WASHINGTON, D.C. — A new report says that children aren’t likely to assume that if they don’t have to wear a seat belt in a school bus, they don’t have to wear one in a personal vehicle.
The paper, developed by research psychologists in the National Highway Traffic Safety Administration’s (NHTSA) Office of Behavioral Safety Research, focuses on children ages 5 to 10.
The authors, Dr. Dereece Smither and Dr. Jenny Percer, write that theories on human learning and cognition suggest that vehicles with different restraint systems are not confusing to most children.

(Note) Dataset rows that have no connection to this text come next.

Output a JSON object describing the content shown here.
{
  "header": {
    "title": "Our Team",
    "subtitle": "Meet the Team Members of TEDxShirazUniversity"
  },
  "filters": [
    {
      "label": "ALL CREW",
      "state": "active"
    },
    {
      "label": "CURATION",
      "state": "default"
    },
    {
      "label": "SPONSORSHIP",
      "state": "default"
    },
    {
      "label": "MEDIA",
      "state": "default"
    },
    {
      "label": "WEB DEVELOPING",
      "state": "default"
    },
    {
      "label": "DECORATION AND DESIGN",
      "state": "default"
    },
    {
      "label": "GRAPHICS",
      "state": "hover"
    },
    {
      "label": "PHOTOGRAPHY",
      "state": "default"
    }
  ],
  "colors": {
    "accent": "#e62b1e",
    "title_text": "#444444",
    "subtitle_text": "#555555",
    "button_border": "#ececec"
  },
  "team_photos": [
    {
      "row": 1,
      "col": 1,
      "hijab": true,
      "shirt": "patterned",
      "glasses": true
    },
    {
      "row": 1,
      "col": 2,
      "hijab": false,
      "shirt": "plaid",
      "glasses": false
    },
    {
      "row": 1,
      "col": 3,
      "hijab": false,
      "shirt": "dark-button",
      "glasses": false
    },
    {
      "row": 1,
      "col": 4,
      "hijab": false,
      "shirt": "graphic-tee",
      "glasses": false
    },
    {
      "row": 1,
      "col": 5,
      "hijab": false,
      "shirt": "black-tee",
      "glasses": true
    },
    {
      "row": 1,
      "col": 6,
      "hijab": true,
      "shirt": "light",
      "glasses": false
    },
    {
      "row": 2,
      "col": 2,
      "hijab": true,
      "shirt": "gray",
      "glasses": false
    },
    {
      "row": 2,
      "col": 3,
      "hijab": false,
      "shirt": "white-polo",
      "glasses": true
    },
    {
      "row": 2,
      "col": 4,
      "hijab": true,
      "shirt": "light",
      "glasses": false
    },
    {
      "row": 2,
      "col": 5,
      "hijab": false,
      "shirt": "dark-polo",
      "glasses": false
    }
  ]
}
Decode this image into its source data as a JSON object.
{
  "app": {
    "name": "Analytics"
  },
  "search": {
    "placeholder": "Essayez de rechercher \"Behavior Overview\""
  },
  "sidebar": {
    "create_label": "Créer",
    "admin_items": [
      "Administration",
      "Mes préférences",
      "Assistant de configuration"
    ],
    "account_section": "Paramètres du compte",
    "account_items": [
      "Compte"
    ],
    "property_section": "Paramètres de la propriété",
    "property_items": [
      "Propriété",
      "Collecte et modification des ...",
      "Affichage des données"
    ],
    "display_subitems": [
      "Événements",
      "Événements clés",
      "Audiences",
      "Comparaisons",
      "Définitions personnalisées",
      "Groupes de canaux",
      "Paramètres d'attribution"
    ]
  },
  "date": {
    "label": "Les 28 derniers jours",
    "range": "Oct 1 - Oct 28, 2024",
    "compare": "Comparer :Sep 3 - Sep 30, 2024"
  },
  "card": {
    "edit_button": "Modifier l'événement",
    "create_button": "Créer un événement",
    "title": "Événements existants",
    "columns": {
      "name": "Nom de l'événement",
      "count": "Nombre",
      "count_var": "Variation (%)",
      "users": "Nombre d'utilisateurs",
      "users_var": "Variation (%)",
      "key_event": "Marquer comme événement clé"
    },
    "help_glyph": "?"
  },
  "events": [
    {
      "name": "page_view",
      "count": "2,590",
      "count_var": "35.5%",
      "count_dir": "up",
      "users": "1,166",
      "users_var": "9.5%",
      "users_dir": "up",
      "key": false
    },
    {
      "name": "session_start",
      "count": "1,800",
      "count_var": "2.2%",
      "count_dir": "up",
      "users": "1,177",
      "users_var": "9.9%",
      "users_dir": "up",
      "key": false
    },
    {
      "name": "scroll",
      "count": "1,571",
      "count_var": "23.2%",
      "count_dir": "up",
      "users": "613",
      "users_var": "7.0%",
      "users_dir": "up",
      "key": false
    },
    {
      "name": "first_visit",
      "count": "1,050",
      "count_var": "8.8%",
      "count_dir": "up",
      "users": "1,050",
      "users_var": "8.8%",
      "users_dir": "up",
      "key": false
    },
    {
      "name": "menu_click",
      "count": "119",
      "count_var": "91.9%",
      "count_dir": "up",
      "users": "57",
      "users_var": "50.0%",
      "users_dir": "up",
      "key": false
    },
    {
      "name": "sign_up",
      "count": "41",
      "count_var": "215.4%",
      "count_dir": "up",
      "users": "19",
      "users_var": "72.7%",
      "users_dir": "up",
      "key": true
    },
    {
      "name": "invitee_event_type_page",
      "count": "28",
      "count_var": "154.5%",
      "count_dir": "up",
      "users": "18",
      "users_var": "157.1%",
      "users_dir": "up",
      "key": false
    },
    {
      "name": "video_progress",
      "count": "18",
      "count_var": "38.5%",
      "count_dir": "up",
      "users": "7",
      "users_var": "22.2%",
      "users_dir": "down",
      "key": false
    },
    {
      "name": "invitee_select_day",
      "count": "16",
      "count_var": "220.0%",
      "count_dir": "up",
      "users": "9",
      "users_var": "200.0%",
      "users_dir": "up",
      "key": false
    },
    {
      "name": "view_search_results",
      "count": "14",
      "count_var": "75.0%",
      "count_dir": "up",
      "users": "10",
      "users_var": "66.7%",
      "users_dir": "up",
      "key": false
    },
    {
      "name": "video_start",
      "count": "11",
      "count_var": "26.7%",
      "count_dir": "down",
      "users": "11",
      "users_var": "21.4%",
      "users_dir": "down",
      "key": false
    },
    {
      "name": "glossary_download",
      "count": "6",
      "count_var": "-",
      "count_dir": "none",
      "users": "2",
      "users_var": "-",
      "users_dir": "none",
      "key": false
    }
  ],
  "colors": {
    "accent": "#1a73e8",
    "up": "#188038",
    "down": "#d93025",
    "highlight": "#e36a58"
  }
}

“Human learning is often constrained to the situation in which it is learned, resulting in very little transfer across situations,” Smither and Percer write. “Thus, information that is learned in one context, the school bus, has very little chance of transferring to another context, the personal vehicle.”
Parents play a significant role in shaping children’s behavior and ultimately have control over children’s seat belt use in personal vehicles, according to the authors. Parents model seat belt usage, they teach children what is right and wrong, and they can provide positive reinforcement to their children when they correctly use seat belts.
To read the full report, click here.